New programs are beginning to do just that, with IBM’s Watson Analytics leading the way in providing a Natural Language Processing front-end for its Cognos analytics solution, and using analytics to provide immediately accessible visualizations to the user. All major analytics vendors are now moving in the direction of Natural Language Processing for queries, and a number of vendors are also moving into easy visualizations, as defined by market leader Tableau, that permit a naïve user to more fully grasp the implications of available data. Continue reading The Self-Aided Analytics Solution

Making Threat Intelligence, Intelligent

The old joke about military intelligence is that the term is an oxymoron. This came into being not because people serving in the military were unintelligent, but from the experience of many who served in the military witnessed orders that appeared unintelligent, but which had to be followed. The fact that many military orders start with policy initiated by politicians may put the phrase into a different context had it been politician intelligence.

In fact, military intelligence is a discipline with a very long history that collects a lot of data and information, analyzes the data and provides guidance to commanders who need to make decisions. This places it close to the reality of where the average enterprise finds itself today: at war with smart cyber-attackers who are hired by competitors and criminal gangs, or battling well-equipped and superbly-trained State actors with very different motives, and from an onset of hacktivists and terrorists.

Current cyber threat intelligence services are in their infancy and childhood. Some of the Cloud-based services are delivering raw data masquerading under the rubric intelligence, while others are delivering data that has been evaluated and analyzed by human intelligence analysts. Continue reading Making Threat Intelligence, Intelligent

A New Era Begins for Saugatuck and Our Clients

Today marks the beginning of the next, exciting chapter in the long-running story of Saugatuck Technology. Since we began in 2003, we’ve worked tirelessly to build ourselves into one of the most trusted and reliable sources of research, analysis, and guidance on emergent and disruptive business IT. Our clients include the largest and most influential IT vendors and services providers and some of the most disruptive, game-changing Cloud and Digital Business providers, along with Global 2000 enterprises in financial services, media, and other markets who need to understand and be able to take advantage of this disruption.

As of today, we will be in an even better position to advise, guide, and assist our clients as we become part of Information Services Group (ISG), a leading, publicly-traded technology insights, market intelligence and advisory services company. You can read the official announcement made by ISG earlier today here, as well as find out more in an ISG blog here.

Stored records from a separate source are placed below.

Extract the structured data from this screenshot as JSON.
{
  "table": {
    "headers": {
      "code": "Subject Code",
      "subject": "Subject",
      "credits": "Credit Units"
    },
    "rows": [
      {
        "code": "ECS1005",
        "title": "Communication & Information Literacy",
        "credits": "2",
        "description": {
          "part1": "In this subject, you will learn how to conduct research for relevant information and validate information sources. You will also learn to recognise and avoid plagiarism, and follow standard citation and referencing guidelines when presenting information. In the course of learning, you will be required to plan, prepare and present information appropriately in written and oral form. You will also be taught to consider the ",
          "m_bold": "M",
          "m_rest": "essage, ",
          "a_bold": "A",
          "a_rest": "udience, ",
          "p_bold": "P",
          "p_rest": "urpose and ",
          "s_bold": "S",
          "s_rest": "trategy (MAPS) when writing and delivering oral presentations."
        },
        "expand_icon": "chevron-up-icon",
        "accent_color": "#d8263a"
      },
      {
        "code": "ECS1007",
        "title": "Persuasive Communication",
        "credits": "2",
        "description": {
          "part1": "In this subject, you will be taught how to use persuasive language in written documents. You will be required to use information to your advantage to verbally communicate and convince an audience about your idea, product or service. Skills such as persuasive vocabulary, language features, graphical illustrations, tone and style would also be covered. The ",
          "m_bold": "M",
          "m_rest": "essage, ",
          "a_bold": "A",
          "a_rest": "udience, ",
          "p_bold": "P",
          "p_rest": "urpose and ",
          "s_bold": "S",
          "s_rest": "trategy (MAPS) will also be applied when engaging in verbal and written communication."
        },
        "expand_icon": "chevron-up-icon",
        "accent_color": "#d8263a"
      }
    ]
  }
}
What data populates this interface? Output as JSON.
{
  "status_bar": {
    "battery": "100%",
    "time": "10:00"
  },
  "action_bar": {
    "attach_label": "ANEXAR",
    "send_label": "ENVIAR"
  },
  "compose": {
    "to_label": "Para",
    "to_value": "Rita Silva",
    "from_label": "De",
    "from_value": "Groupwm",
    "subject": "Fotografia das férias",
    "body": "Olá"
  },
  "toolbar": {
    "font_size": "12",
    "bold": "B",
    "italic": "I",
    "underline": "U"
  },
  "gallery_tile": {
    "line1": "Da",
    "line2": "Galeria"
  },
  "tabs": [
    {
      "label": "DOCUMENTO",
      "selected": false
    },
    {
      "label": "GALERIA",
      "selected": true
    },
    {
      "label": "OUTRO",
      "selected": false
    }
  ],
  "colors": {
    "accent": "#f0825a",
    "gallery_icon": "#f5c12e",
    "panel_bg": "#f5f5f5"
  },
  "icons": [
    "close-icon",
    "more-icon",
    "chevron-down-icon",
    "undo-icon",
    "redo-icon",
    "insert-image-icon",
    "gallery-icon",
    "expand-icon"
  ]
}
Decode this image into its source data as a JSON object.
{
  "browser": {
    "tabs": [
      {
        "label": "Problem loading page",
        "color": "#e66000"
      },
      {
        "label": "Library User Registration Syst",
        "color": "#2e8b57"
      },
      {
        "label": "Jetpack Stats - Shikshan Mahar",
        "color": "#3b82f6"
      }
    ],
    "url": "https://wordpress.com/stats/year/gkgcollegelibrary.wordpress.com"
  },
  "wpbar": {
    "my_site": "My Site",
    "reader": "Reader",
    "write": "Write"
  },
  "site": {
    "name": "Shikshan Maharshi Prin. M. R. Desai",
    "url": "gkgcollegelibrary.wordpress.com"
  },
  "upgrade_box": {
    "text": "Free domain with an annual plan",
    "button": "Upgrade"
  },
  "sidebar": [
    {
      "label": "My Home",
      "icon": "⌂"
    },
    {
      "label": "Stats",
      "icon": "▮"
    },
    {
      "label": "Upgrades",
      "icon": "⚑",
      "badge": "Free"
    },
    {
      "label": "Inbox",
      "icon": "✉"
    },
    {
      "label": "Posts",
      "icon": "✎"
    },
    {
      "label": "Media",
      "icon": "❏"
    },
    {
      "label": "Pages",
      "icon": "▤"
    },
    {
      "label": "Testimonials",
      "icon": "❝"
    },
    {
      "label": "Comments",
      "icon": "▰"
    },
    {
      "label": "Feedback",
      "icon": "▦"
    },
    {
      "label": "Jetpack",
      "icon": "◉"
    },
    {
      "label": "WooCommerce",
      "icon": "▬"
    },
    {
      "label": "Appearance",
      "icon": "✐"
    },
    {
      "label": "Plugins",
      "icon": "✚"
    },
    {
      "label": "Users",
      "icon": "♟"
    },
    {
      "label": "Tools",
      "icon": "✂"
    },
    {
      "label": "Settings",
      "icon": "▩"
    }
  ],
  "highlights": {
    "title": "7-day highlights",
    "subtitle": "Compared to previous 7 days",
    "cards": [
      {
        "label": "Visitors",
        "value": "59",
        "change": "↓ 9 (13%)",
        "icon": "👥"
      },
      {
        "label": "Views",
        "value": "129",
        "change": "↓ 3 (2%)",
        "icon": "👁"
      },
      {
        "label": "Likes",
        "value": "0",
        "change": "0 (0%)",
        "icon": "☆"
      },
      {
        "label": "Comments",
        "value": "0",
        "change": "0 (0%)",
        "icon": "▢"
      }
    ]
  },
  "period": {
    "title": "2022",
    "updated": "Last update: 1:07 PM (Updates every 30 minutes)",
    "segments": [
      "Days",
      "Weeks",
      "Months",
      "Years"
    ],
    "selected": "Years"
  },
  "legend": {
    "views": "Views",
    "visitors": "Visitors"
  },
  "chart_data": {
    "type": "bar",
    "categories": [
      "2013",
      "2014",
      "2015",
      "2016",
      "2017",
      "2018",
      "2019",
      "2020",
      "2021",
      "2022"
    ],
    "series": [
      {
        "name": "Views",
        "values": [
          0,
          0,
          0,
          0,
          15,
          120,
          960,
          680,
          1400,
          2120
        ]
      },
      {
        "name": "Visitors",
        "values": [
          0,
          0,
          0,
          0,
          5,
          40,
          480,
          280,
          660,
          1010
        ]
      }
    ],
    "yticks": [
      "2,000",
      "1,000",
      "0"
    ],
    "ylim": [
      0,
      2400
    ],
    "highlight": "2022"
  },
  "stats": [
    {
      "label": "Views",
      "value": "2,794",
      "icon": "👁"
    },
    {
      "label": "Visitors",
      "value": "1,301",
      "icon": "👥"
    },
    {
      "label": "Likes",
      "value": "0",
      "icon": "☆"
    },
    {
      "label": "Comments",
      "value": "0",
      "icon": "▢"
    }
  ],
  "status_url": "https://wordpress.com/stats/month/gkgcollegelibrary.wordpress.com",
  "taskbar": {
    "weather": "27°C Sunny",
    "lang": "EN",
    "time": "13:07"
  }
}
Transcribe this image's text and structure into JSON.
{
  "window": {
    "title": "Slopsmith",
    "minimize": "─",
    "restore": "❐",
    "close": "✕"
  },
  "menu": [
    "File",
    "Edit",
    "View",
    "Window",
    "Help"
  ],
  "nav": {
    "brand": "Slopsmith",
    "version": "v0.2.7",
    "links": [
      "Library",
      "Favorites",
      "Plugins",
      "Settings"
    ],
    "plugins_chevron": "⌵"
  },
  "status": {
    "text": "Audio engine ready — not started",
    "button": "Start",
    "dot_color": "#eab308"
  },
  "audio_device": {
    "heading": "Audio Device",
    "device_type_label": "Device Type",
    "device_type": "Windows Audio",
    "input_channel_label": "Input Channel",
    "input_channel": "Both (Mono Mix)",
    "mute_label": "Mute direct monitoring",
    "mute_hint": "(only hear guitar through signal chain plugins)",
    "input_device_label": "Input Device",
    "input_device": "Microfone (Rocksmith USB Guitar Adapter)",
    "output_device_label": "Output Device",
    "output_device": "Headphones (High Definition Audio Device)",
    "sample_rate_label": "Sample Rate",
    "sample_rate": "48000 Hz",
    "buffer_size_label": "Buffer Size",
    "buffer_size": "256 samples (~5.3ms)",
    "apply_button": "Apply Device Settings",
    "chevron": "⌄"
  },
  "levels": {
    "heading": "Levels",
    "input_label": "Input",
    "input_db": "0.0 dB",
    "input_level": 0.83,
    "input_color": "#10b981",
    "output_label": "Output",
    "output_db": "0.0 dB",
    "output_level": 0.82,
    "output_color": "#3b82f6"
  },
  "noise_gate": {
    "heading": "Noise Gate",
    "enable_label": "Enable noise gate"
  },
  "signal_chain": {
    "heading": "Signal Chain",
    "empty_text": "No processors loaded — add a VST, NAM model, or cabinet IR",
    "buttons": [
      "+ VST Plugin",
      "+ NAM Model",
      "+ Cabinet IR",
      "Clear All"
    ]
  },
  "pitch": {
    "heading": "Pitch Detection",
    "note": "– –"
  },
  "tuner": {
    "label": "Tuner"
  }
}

ISG’s acquisition of Saugatuck secures robust, credible, and trusted research, analysis, and guidance that expands both firms’ abilities to develop and deliver fact-based insights, expert opinion, and leading-edge guidance on emerging and innovative uses of business IT and services, along with associated opportunities and market changes. And the resources brought to the table by ISG will certainly add value to Saugatuck and, more importantly, to our clients and partners.

As with any such transaction, there will be some transitions to work through, but nothing will disrupt our work with and for our clients. Our research programs continue as they were; our client-specific work continues without interruption; and our Nov. 4th annual Cloud Business Summit at the Yale Club in New York City carries on as the premier, C-level peer event for discussion and education regarding Cloud IT and Digital Business opportunity and transformation. Even our name continues – we now become Saugatuck Technology, an ISG business.

Please feel free to call me or email me directly with any questions at all about this new, exciting chapter in the Saugatuck story. And stay tuned to our Lens360 blog for more information on our transformation and transition, especially as we develop and launch more ways to develop and deliver value.

Thanks for your business, your insight, and your assistance through the first Saugatuck era; we look forward to working with you all through the next era and beyond!